What this task involves: Say how many lines in the entries below mention "title", with no other words.
=== Raw data ===
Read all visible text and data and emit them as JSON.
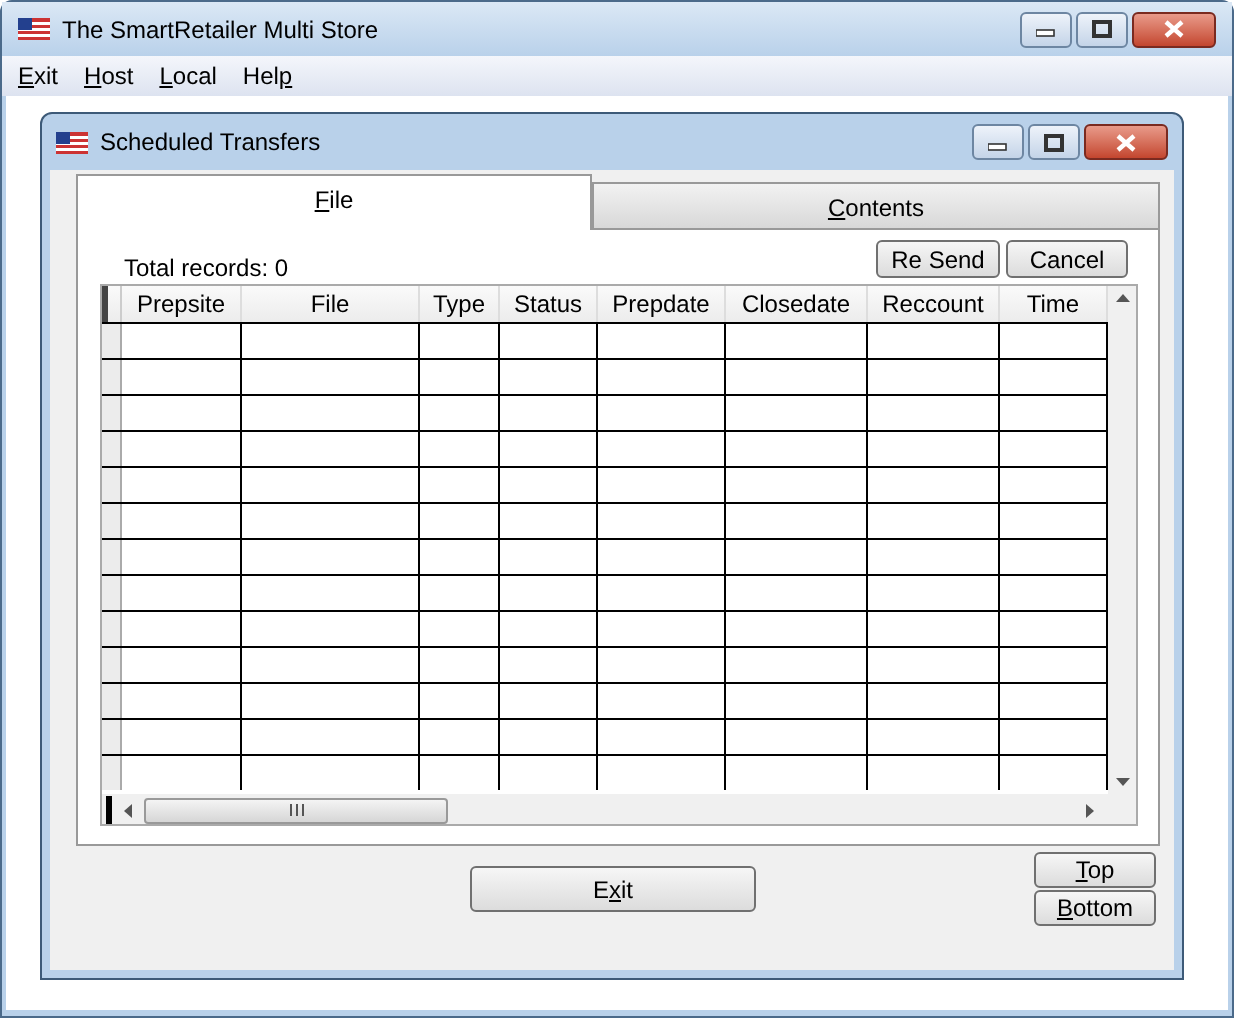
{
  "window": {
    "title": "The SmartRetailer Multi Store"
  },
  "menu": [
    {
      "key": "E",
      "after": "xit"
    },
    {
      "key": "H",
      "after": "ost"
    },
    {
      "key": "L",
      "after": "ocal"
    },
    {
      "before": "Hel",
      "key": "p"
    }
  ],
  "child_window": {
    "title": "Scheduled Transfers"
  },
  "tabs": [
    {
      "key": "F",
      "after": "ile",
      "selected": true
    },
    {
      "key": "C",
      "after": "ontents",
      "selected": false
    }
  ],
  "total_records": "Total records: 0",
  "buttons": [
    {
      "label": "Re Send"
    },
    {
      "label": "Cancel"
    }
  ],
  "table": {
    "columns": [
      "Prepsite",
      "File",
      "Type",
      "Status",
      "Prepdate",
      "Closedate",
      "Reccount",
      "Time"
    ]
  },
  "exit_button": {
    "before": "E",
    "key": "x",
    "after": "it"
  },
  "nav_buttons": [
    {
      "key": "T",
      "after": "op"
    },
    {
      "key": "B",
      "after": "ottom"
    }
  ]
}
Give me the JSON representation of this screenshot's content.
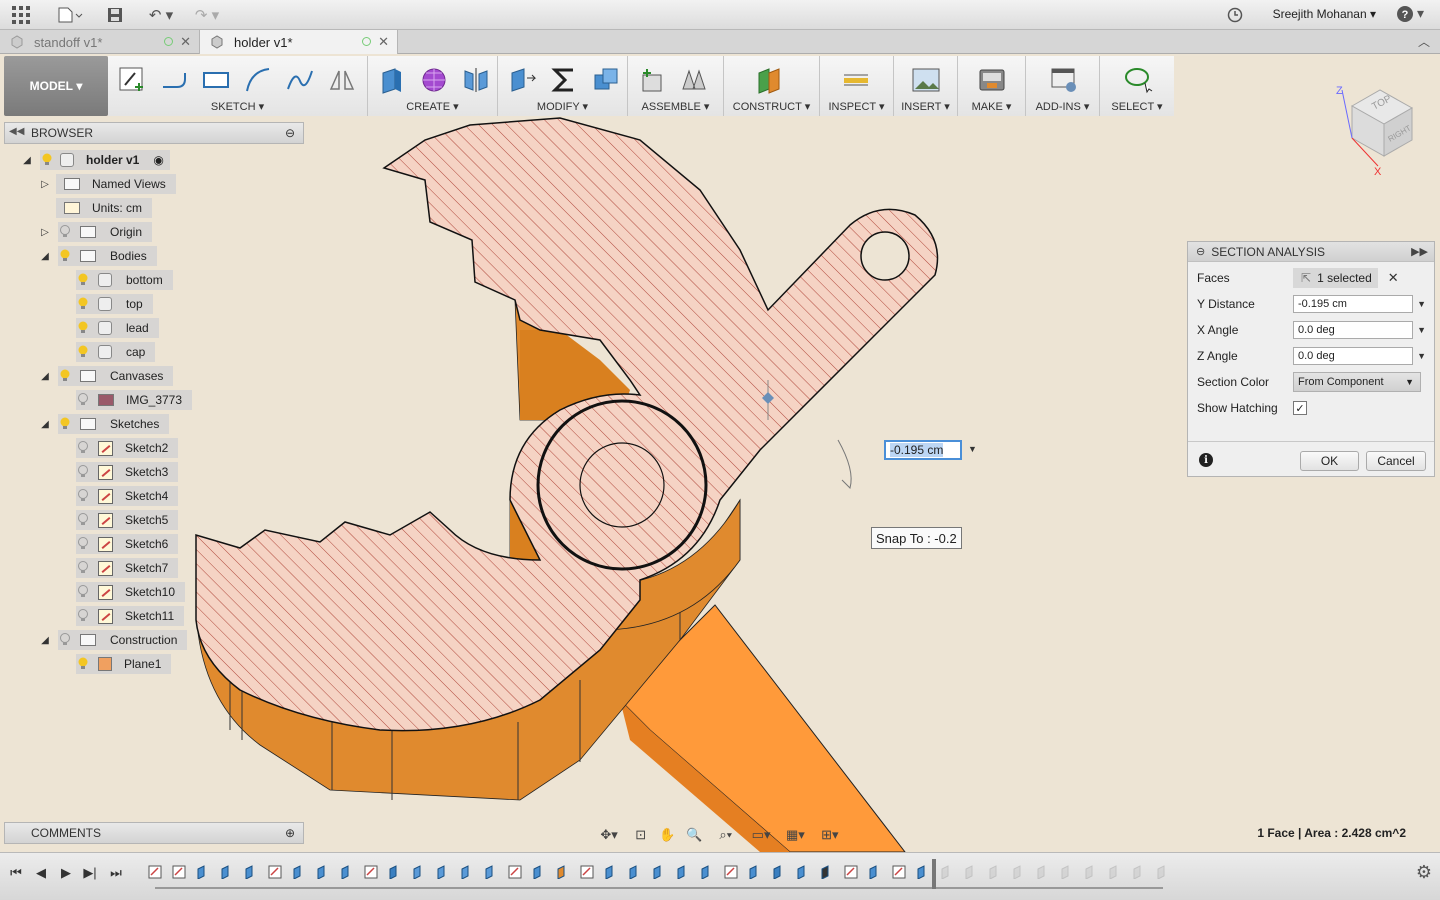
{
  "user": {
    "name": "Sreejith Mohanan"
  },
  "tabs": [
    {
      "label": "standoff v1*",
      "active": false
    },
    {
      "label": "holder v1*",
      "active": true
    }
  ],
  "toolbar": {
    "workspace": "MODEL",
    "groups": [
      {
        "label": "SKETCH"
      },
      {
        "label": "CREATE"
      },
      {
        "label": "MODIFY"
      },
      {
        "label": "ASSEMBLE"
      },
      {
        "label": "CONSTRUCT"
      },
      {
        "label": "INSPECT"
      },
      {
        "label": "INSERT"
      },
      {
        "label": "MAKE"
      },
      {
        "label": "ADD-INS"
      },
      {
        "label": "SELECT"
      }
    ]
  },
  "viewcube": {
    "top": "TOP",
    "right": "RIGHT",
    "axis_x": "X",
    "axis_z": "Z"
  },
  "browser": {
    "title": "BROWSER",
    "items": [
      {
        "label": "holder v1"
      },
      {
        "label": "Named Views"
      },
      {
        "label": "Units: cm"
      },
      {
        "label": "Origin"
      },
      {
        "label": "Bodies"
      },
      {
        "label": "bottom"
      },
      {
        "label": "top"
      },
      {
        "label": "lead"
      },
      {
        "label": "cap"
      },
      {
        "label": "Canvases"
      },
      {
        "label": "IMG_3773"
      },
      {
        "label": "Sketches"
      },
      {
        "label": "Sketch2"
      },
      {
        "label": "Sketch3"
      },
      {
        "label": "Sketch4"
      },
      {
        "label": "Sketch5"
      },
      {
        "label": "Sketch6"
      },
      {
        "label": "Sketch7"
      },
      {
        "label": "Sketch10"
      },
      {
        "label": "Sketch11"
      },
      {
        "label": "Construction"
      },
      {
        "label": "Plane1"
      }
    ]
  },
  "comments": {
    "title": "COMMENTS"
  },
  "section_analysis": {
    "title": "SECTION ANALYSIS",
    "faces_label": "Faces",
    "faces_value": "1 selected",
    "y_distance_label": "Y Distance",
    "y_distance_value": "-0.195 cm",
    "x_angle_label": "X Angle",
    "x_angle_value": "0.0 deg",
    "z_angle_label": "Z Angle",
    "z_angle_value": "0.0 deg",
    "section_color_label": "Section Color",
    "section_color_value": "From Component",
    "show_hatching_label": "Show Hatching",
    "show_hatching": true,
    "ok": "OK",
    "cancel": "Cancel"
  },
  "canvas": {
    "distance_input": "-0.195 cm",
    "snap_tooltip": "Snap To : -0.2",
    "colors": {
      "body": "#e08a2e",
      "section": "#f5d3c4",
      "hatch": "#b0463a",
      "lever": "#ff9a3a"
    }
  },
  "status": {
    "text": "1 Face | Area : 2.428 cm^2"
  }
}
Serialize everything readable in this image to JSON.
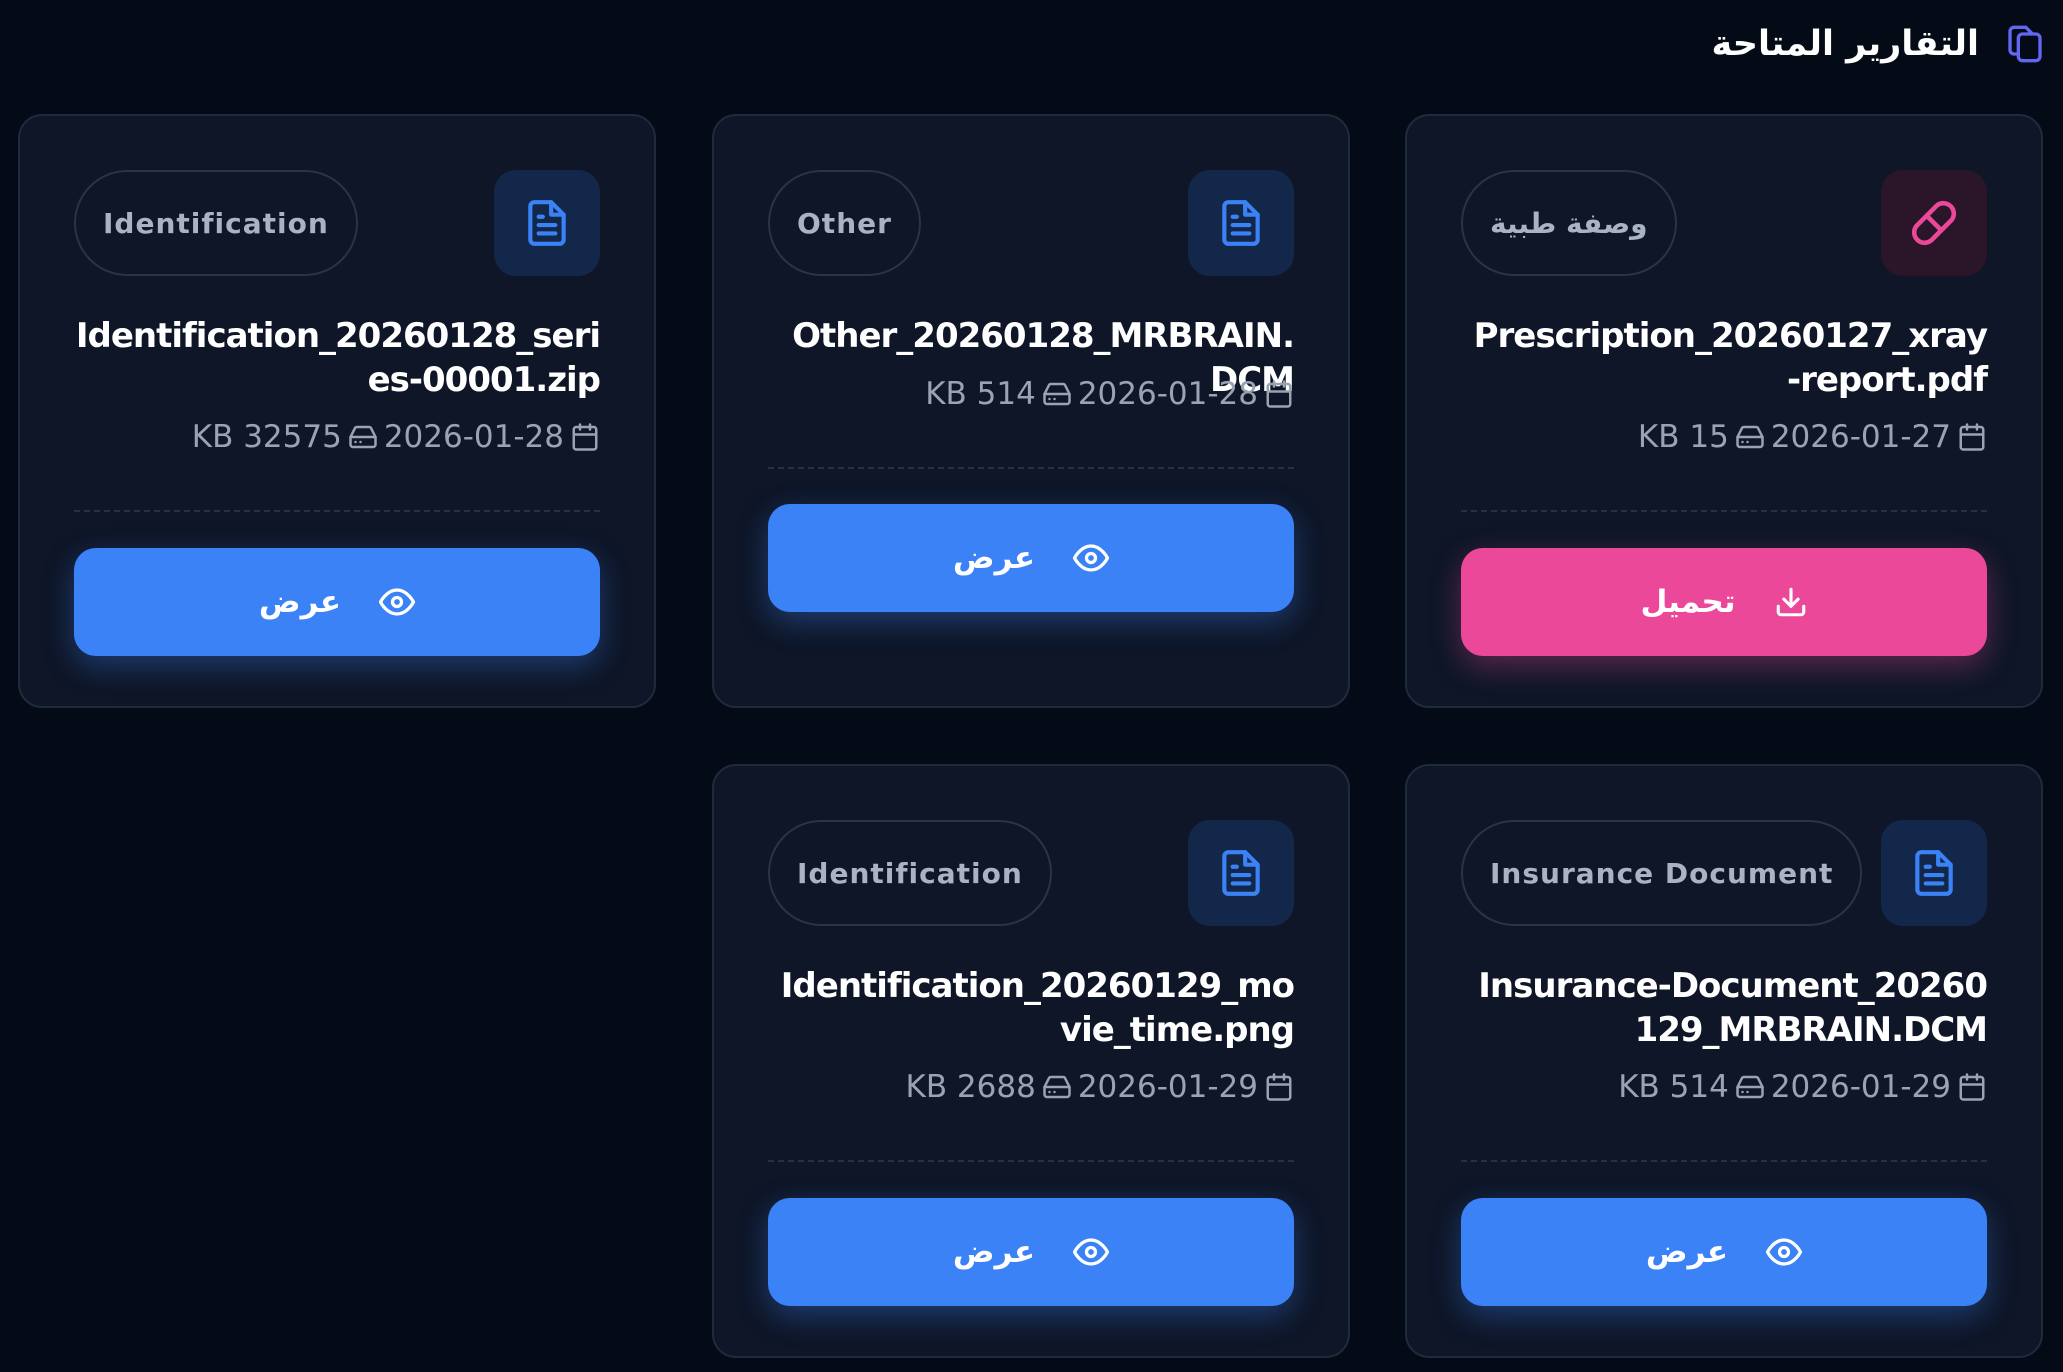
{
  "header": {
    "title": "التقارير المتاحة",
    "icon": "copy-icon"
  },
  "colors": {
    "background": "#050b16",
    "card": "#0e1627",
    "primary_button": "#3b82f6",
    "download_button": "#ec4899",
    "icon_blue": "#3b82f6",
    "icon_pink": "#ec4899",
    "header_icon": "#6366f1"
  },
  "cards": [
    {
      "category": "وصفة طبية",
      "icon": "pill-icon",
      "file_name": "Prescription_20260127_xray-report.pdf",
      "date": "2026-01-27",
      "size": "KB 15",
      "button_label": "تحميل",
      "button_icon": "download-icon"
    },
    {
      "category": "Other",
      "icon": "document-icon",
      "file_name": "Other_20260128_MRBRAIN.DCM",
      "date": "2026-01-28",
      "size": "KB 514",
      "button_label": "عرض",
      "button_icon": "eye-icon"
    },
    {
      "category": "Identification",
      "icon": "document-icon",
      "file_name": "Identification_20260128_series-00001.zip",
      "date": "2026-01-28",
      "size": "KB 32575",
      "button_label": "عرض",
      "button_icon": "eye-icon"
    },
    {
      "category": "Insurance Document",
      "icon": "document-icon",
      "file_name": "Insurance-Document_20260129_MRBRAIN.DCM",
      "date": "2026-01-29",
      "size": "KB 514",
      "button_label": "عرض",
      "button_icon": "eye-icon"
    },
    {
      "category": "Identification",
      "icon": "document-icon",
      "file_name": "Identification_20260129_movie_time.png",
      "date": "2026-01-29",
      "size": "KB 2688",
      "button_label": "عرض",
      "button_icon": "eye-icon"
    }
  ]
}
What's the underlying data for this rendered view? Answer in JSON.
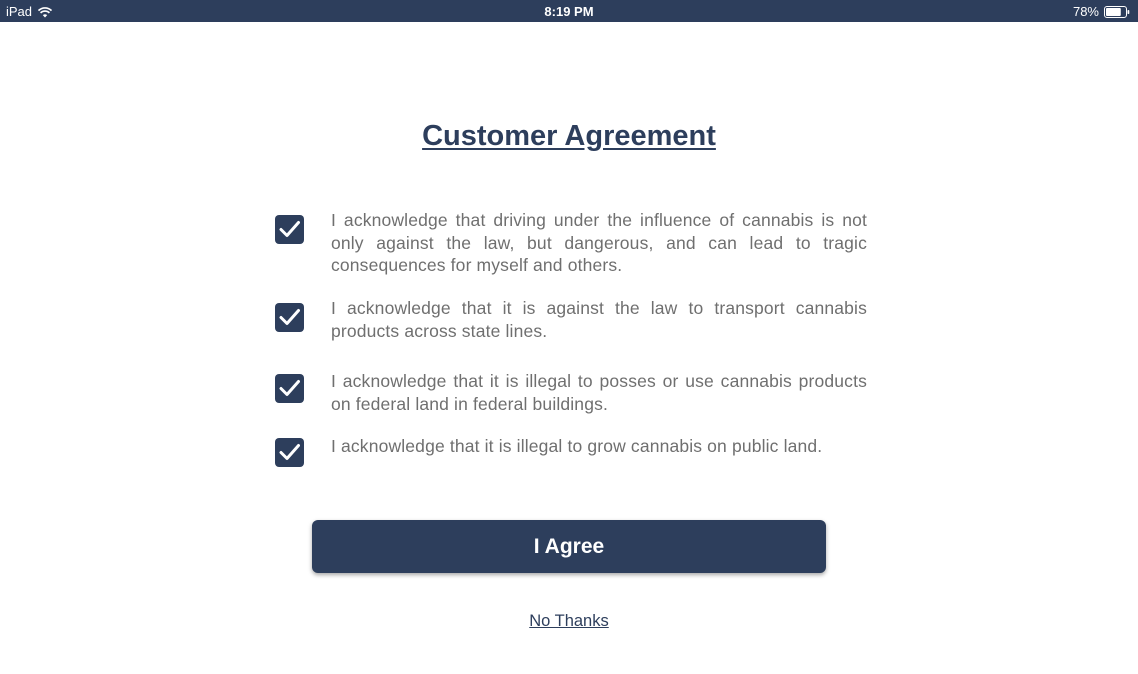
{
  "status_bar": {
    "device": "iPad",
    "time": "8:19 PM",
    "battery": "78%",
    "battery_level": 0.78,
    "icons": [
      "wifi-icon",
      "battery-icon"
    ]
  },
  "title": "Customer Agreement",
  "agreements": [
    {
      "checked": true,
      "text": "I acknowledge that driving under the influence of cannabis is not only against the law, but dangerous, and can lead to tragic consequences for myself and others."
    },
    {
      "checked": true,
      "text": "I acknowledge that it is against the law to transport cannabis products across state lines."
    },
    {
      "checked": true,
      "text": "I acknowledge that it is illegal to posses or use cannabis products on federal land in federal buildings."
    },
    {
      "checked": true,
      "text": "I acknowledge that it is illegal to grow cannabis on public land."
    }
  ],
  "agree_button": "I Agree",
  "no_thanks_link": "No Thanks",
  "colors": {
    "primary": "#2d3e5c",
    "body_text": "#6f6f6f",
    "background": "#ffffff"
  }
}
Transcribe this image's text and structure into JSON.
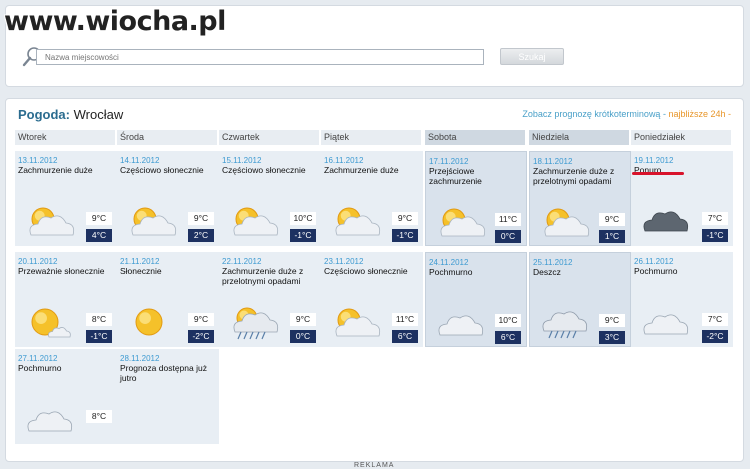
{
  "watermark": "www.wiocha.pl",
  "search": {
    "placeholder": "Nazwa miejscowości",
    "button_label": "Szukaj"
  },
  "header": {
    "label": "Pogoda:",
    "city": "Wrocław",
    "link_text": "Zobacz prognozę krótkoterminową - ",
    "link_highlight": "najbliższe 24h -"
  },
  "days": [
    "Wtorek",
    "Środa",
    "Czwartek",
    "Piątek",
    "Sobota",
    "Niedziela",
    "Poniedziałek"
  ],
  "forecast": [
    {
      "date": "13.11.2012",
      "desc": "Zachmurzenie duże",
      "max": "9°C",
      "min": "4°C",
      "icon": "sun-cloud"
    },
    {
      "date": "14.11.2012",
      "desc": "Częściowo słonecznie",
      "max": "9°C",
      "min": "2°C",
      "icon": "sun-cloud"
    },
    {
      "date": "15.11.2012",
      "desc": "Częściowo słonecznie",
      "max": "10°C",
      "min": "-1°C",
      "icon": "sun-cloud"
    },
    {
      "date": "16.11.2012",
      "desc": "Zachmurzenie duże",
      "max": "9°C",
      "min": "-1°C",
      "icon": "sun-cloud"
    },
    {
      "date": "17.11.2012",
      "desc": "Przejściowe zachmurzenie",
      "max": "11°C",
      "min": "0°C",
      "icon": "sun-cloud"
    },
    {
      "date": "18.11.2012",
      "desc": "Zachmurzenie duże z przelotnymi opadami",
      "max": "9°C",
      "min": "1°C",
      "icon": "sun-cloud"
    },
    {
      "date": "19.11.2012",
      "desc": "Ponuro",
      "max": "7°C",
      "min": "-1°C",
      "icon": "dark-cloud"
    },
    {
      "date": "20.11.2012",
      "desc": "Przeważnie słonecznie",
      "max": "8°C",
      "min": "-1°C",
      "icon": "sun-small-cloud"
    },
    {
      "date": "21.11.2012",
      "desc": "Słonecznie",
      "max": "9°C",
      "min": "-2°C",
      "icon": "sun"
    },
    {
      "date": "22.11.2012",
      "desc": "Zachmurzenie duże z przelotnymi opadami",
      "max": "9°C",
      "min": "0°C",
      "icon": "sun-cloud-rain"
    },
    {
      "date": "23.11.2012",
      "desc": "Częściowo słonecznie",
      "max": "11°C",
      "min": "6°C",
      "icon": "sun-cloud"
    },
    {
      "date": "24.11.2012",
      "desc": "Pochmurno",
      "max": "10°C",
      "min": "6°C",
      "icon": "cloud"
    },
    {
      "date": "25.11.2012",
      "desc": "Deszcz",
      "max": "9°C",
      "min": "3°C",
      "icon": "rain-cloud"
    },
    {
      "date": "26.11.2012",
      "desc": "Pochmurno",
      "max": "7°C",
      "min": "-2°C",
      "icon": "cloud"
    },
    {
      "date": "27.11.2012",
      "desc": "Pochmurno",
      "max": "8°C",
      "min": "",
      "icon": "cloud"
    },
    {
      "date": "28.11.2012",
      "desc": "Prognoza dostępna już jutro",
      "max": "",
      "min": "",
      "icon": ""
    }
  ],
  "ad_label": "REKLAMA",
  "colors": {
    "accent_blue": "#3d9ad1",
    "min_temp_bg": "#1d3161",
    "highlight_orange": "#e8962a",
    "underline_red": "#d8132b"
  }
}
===
Answer space: 7